Water Displacement– The amount of water that will be displaced from the natural water table as a result of the project or project’s product.
The question, to ask is do you as a PM have policies and procedures in place (governance) to account for water and sanitation? Does it extend to your distributers and suppliers?
For example: If you do consume water what measures do you take to ensure that only what is required is utilized? Have you ever driven down the street when it is raining and saw an automated sprinkler system on at full tilt and thought “what a waste!”? It is the little things we do that can add up to make a big difference. Someone once said that people who think that small things can’t make a big difference are people who have never spent a night in a tent with a mosquito…

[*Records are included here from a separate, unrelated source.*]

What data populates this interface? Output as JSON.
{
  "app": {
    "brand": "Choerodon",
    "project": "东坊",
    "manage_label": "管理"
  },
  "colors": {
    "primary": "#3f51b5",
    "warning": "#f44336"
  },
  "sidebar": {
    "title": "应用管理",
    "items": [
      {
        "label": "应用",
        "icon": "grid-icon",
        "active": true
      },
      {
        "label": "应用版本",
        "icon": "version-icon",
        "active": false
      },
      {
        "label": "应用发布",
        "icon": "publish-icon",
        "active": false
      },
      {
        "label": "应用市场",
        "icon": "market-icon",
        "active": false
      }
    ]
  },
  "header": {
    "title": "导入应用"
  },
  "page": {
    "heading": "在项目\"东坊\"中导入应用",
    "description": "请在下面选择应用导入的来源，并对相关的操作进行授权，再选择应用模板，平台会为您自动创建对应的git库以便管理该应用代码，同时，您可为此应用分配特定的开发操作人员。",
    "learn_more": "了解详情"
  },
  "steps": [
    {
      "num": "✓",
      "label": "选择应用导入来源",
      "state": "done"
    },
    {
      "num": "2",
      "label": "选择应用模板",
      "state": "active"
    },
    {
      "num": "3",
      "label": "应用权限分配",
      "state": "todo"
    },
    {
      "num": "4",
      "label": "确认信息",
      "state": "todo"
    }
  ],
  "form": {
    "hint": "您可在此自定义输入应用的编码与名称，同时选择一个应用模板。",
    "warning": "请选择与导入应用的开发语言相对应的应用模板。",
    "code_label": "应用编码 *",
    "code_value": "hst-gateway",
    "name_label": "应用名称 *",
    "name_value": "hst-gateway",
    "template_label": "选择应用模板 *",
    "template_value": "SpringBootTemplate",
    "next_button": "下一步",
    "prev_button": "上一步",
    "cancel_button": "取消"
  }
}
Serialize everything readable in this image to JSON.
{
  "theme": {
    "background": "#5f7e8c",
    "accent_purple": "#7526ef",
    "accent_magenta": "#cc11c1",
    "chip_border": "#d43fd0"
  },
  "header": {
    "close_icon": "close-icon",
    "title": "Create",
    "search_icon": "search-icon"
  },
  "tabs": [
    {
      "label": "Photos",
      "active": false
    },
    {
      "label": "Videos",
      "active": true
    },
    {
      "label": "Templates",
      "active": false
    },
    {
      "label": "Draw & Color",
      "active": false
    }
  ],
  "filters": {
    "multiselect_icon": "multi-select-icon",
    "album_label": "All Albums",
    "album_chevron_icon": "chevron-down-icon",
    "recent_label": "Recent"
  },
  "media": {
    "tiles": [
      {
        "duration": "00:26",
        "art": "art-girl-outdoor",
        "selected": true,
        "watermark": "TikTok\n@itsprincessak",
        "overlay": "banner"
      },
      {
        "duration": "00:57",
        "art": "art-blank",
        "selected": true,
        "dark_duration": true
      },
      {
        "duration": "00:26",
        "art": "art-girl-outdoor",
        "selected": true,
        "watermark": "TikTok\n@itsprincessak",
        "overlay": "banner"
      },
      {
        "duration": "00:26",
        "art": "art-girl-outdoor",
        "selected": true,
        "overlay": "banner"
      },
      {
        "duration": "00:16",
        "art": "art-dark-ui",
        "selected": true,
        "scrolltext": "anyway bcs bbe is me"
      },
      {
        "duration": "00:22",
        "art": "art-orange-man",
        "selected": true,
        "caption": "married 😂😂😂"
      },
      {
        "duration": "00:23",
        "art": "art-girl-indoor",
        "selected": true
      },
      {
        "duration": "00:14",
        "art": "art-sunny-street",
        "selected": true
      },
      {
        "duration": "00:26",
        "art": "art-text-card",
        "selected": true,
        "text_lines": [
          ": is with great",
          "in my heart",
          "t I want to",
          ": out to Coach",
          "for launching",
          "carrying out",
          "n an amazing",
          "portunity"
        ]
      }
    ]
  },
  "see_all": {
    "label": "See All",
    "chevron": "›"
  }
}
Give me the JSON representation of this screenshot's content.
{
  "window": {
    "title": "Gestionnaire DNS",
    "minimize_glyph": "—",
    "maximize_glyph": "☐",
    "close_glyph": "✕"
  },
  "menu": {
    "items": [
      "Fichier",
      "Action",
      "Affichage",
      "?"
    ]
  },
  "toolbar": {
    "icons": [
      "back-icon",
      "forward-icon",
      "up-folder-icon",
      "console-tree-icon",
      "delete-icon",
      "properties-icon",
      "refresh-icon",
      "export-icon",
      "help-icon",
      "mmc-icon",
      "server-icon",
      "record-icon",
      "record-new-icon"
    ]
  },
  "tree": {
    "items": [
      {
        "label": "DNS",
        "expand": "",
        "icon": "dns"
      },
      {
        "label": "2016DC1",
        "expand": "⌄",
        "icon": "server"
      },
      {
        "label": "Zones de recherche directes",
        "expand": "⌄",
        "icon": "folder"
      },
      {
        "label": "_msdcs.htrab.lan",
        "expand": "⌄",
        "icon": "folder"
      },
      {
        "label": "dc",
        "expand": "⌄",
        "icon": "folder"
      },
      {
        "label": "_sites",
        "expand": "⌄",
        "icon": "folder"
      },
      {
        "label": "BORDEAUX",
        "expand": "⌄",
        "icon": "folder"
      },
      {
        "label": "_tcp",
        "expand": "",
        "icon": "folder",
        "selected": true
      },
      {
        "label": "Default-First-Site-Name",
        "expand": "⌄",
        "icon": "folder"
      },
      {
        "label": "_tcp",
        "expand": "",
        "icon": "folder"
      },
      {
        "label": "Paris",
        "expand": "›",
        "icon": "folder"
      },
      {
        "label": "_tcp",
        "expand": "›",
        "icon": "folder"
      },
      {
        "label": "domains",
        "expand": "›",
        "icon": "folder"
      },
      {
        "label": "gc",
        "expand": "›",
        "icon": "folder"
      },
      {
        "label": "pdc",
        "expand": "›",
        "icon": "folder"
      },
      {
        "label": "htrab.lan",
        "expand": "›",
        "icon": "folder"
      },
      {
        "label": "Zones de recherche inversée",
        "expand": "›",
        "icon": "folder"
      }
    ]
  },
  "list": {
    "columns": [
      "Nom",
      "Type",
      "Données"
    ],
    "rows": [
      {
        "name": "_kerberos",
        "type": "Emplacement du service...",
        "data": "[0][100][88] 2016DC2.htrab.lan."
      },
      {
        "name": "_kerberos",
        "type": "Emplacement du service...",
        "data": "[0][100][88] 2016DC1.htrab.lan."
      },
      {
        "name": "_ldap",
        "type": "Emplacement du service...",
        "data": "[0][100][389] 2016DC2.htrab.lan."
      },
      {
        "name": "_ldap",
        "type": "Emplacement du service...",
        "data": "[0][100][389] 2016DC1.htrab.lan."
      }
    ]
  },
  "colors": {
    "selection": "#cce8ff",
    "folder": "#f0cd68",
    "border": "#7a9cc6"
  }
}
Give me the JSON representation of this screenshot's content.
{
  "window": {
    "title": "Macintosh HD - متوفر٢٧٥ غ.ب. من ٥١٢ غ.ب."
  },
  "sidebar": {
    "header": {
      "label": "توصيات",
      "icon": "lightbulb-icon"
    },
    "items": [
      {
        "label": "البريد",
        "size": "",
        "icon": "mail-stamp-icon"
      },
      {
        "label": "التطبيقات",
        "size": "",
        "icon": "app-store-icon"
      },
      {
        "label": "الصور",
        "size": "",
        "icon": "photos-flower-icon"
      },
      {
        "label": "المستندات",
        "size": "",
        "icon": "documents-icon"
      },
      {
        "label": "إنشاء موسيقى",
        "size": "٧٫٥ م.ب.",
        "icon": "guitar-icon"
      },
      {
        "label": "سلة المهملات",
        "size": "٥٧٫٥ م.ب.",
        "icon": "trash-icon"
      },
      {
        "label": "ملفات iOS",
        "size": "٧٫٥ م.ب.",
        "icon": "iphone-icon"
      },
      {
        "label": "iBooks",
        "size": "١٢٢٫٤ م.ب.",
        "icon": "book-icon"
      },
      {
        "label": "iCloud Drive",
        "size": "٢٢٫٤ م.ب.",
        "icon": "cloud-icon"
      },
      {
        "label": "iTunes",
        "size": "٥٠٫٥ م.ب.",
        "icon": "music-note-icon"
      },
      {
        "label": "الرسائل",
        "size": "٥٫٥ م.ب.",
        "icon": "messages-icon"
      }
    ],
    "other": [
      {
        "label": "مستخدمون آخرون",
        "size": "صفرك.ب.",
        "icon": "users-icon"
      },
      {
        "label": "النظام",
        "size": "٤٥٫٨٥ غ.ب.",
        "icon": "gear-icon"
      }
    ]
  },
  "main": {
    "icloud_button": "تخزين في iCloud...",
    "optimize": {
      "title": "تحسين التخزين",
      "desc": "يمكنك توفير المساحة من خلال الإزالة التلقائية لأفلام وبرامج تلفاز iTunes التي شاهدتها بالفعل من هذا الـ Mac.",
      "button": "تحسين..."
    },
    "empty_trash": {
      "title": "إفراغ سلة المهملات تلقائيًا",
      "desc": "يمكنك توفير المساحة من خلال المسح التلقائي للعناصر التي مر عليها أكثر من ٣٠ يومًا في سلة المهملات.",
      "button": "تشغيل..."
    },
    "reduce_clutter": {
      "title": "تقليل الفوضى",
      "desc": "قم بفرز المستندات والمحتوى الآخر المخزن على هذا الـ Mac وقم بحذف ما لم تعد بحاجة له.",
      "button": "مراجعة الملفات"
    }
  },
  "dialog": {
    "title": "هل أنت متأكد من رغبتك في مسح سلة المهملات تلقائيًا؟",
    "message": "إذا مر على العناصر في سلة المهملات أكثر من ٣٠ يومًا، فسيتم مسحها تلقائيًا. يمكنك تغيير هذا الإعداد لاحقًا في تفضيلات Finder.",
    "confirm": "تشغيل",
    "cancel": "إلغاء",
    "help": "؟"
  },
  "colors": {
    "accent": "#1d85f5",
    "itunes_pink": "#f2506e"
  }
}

In India, McDonald’s has improved its business practices to prevent ongoing water scarcity.When harvesting rainwater, the restaurants’ direct the water flow into a storm drain. The rainwater then empties into a sedimentation or settling tank and finally into the water table via recharge pits of gravel, sand, and rocks that act as natural filters. McDonald’s India recharges 106,400 of water per year, using about 50 percent of rainwater that falls on the roofs. SRC
AQUASTAT. Food and Agriculture Organization of the United Nations. “Water Use.” http://www.fao.org/nr/water/aquastat/water_use/index.stm
WHO/UNICEF Joint Monitoring Programme for Water Supply and Sanitation. “Progress on Sanitation and Drinking Water 2010.” Available at www.wssinfo.org/
UNICEF. “Water, Sanitation and Hygiene” Updated May 2010. http://www.unicef.org/media/media_45481.html
United Nations Development Programme. “Human Development Report 2006: Beyond Scarcity: Power, Poverty and the Global Water Crisis.” 2006. Available athttp://hdr.undp.org/en/reports/global/hdr2006/
United Nations. Statement by Secretary General Koffi Annan. June 2003. http://www.un.org/News/Press/docs/2003/sgsm8707.doc.htm
WHO/UNICEF. “Diarrhoea: Why children are still dying and what can be done.” 2009. available at http://www.unicef.org/health/index_51412.html.
World Health Organization. “Costs and benefits of water and sanitation improvements at the global level.” http://www.who.int/water_sanitation_health/wsh0404/en/